January 11: Bills H. 1378, An Act Enabling Local Options for Tenant Protections, and H.1440, An Act Relative to the Stabilization of Rents and Evictions in Towns and Cities Facing Distress in the Housing Market. Here’s part of what I said in my testimony:
“As a local elected in Medford, I feel urgently that our community needs and deserves the right to decide for itself how to deal with the housing crisis as it manifests in our city…The existing prohibition on local measures hobbles the ability of constituents to use their most local and direct form of governance, to decide for themselves what form of rental control or other measures will help stop the bleeding where displacement and increasing cost of housing is concerned. We need to be allowed to consider more powerful tools to withstand the increasingly expensive and speculative housing market. Please report these bills favorably so that residents themselves, through their local representatives, may be allowed to decide for their own communities what measures to take so that we have a fighting chance against the increasingly expensive, exclusive, and speculative real estate market.”
To no one’s great surprise, sadly, these bills were not passed favorably out of subcommittee before the February 2nd deadline. The work to de-illegalize rent control continues!
January 28: Bills S. 1874 and H. 3080, An Act relative to payments in lieu of taxation by organizations exempt from the property tax. Here’s part of what I said in my testimony:
“It goes without saying that large resident nonprofits provide many benefits to their host communities. One of the prominent examples here in Medford is Tufts University, which I happen to be proud to call my alma mater. But they still need to pay their fair share. The amount of property held in tax-exempt status by large, wealthy institutions like universities represents a gaping hole in municipal tax bases. And the point is the downstream effect of this lack when it comes to municipal capacity across the board. As a City Councilor, I see so much deep, dire, and overdue need in our community – for things like navigable and safe streets and sidewalks, funding the transition to a climate-resilient future, expanded constituent services, investing in educational outcomes…This has never been more apparent than in the past couple years, when our local Boards of Health bear the brunt of responsiveness and decision-making during an unprecedented pandemic. What I am asking, through my advocacy for these bills, are for provisions that will streamline and standardize the process of having our large institutional neighbors pay their fair share in taxes – just like me, my neighbors, my constituents, and all residents of this city do. Municipalities already bear a heavy load of governmental responsibilities in proportion to the resources that they are allocated. These bills would help strengthen municipalities through providing a framework for wealthy resident nonprofits to pay their fair share.”

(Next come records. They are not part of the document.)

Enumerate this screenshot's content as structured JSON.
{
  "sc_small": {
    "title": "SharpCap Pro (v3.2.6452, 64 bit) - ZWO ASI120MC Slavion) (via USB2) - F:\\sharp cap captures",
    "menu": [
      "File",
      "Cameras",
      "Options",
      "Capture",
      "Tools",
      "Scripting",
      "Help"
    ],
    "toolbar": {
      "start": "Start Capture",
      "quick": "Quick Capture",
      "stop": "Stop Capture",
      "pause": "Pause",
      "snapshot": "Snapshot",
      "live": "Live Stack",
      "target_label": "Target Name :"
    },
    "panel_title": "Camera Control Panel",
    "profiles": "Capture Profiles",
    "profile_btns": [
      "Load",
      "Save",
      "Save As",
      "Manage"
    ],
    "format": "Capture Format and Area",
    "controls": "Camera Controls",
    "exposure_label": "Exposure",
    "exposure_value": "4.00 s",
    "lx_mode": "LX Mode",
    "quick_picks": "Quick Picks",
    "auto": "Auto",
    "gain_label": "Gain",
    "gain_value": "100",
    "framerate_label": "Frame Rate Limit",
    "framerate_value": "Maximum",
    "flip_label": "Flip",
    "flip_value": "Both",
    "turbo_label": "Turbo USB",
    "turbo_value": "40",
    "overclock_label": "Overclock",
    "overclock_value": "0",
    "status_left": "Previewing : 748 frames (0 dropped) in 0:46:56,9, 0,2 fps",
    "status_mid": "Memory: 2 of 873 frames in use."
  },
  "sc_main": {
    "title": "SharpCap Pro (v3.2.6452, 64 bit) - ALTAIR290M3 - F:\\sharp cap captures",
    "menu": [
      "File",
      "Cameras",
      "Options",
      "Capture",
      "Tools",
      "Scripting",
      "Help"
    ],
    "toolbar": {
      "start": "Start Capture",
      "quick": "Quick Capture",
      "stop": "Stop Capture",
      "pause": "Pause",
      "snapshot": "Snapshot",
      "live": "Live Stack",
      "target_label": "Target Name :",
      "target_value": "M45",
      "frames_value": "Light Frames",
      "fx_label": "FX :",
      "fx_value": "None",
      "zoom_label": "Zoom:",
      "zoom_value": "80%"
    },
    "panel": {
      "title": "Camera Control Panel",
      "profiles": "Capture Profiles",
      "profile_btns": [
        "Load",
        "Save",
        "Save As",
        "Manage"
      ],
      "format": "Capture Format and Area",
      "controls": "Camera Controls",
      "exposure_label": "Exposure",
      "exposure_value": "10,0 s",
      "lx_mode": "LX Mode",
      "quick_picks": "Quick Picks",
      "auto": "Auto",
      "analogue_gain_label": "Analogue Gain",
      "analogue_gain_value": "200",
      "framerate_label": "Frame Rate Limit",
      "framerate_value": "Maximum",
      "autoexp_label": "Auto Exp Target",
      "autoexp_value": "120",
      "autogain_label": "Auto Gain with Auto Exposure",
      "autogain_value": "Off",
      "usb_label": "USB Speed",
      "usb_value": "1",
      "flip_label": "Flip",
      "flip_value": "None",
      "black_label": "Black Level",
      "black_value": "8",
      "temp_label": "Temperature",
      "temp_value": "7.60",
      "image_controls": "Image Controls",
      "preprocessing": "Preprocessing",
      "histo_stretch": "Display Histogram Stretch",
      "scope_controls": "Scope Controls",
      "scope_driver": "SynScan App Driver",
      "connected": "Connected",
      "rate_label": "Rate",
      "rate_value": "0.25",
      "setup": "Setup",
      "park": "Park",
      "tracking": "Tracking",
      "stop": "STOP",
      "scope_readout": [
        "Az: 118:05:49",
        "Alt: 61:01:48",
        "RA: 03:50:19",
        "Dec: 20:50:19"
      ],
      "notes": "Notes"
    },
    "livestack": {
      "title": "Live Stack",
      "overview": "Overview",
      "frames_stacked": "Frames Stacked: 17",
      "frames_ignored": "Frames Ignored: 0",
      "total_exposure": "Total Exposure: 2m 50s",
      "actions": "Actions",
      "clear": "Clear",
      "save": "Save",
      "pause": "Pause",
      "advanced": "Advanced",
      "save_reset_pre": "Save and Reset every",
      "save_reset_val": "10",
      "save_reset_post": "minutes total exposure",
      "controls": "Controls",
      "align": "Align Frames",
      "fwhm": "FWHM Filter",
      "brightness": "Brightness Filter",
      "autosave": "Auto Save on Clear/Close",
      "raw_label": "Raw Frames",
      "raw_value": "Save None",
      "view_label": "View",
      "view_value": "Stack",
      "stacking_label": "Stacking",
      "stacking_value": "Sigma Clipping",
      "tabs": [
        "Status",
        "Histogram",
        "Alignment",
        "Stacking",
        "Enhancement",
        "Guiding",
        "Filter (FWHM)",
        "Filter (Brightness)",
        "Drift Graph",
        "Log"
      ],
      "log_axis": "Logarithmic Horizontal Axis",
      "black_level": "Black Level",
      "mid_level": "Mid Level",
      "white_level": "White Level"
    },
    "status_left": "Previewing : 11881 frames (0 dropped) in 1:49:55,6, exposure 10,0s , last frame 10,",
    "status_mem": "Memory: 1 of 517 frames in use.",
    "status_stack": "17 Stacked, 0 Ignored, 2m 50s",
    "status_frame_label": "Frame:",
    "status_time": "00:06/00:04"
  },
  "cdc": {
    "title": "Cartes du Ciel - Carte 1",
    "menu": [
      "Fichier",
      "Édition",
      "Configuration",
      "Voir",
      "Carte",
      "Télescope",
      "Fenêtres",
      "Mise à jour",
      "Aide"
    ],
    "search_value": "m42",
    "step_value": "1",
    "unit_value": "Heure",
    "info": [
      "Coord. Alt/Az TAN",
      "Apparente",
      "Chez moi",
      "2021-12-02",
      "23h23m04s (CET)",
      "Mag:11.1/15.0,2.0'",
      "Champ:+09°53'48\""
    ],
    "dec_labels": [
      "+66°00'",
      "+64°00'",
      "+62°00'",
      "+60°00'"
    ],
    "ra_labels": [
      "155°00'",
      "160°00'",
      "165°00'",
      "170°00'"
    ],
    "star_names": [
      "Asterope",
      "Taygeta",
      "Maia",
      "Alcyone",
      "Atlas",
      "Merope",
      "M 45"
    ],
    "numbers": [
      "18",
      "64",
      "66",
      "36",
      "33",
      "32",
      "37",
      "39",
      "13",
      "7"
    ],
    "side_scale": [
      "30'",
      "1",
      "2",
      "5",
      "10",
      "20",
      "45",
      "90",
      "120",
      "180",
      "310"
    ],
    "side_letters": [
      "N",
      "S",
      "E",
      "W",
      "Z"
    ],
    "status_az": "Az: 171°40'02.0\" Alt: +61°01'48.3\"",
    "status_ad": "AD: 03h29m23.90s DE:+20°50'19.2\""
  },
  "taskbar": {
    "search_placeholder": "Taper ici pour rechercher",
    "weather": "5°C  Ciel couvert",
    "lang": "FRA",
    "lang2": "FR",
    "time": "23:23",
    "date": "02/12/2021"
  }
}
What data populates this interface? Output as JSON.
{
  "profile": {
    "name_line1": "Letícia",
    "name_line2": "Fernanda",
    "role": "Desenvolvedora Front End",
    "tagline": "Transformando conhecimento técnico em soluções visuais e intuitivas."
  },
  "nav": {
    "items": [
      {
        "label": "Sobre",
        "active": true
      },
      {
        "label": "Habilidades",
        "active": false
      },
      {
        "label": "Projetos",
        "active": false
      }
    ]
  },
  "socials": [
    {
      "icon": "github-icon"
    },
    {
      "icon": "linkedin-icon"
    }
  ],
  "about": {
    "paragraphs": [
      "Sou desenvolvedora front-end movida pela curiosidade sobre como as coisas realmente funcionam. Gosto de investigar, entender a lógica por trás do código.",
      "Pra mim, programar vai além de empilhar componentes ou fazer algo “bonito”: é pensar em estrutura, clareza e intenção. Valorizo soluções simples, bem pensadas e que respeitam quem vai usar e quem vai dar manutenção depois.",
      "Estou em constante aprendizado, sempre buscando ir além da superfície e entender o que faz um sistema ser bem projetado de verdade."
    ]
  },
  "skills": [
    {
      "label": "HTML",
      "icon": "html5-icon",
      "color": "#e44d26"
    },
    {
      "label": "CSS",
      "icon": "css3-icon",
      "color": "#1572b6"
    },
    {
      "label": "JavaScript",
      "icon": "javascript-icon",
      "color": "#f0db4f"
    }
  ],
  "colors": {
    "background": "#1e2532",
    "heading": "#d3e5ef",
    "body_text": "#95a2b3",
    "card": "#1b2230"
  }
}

The reporting date for this bill actually got extended – which is relatively good news! It means that the subcommittee now has until May 4th, not February 2nd, to report this bill. (If they don’t, it “dies.”)
Business licenses for pizzerias approved in first 4 weeks of term
2 (GNP House of Pizza; Pinky’s)
Thanks to all who read along. I hope that these updates will be informational for those who are interested, and help serve as a record of the term, at least through my own perspective.
I always welcome your outreach. Medford residents, I want to hear from you – what’s on your mind, what’s working for you, what isn’t. And I’d like to reiterate this standing offer: If you are intrigued by the idea of running for public office, or know someone who is, please email me. I want to do what I can to demystify the process of going for it.